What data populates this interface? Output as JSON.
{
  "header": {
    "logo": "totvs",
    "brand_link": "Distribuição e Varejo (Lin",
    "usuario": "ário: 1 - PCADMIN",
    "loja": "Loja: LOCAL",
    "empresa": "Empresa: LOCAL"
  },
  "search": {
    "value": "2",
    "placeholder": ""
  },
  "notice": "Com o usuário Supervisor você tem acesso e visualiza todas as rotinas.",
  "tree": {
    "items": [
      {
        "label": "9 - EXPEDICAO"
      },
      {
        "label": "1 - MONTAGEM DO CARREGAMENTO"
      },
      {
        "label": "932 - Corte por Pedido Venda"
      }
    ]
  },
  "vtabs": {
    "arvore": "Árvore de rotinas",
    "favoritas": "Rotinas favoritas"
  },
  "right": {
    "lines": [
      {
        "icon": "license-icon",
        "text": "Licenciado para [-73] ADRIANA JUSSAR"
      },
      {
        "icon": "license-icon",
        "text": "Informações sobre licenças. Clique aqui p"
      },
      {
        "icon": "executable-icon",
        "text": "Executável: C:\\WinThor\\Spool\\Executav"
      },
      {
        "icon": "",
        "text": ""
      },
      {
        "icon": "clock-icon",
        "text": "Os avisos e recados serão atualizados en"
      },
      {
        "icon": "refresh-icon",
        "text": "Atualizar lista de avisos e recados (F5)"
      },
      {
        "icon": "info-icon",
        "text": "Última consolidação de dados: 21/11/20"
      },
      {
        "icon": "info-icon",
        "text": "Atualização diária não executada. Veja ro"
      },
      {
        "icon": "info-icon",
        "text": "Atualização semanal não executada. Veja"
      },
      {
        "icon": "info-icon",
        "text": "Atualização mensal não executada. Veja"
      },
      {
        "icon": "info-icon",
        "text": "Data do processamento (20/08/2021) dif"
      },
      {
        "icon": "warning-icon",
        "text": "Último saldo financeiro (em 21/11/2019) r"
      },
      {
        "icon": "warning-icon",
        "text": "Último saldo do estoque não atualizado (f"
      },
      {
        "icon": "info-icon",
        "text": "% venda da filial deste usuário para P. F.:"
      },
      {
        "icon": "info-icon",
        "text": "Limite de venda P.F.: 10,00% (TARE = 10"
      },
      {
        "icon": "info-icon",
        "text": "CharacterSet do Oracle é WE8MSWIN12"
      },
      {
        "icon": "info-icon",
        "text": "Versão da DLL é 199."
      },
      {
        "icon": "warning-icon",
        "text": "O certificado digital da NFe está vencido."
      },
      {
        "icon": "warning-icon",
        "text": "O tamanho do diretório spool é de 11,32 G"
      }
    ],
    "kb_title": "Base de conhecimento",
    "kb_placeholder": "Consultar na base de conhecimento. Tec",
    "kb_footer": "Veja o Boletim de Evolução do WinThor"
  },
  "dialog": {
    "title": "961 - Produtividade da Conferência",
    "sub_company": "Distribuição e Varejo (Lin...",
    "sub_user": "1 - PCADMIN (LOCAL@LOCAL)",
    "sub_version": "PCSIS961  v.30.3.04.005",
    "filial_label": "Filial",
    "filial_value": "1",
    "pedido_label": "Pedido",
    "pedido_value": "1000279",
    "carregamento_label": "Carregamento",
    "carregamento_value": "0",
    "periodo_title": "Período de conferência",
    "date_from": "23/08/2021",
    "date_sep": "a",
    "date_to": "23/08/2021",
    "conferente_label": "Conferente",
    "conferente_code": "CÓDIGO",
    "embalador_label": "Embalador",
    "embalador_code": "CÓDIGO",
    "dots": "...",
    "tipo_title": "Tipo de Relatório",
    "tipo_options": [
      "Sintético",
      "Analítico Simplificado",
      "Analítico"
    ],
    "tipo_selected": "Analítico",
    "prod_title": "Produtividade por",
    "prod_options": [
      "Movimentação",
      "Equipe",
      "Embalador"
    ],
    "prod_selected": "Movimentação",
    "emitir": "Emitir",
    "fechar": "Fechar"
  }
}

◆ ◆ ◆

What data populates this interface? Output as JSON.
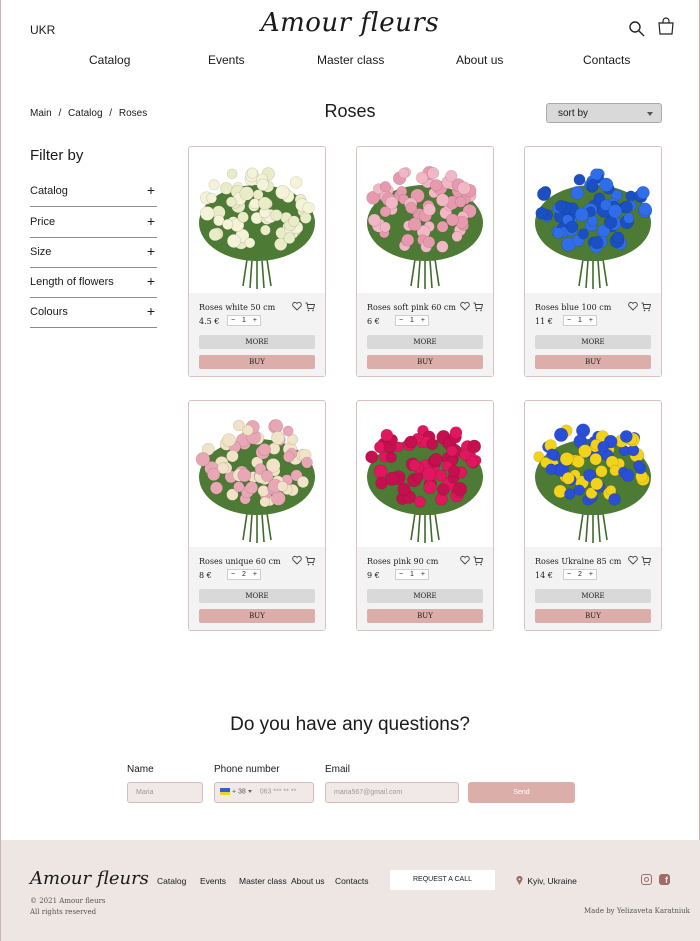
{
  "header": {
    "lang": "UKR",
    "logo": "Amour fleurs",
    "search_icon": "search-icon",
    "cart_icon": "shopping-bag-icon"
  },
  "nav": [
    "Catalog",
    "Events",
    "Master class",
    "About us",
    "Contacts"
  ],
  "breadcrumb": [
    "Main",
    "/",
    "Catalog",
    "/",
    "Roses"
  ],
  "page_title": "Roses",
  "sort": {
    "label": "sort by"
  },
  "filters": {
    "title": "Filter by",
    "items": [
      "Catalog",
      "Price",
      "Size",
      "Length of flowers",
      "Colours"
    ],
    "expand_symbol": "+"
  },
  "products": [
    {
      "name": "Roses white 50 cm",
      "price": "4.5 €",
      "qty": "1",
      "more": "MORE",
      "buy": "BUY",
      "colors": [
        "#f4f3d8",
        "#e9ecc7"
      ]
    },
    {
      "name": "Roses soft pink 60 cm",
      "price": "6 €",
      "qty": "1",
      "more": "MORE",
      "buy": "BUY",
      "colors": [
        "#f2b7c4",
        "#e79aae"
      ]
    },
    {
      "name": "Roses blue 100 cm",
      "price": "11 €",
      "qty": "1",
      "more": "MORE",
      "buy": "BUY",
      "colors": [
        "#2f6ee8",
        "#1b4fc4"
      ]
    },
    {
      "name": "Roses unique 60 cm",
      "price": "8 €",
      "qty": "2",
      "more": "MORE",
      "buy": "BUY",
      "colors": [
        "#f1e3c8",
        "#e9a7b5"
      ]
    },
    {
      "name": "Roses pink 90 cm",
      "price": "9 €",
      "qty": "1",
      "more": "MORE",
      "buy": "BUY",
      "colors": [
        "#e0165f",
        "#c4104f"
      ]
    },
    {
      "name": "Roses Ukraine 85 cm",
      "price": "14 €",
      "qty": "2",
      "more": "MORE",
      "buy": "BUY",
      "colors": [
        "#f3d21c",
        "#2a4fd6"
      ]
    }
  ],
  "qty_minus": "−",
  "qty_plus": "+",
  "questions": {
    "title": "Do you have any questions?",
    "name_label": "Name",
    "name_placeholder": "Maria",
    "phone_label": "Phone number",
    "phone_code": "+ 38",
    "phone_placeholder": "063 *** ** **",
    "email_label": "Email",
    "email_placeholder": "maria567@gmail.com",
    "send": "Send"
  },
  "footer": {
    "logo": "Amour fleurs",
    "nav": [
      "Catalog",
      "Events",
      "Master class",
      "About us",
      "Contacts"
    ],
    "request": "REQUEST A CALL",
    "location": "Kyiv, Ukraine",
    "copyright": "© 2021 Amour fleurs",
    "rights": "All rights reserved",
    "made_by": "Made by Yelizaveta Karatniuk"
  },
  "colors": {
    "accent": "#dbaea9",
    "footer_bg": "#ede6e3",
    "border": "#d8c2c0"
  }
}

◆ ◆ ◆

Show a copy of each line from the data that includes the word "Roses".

    "Roses"
  "page_title": "Roses",
      "name": "Roses white 50 cm",
      "name": "Roses soft pink 60 cm",
      "name": "Roses blue 100 cm",
      "name": "Roses unique 60 cm",
      "name": "Roses pink 90 cm",
      "name": "Roses Ukraine 85 cm",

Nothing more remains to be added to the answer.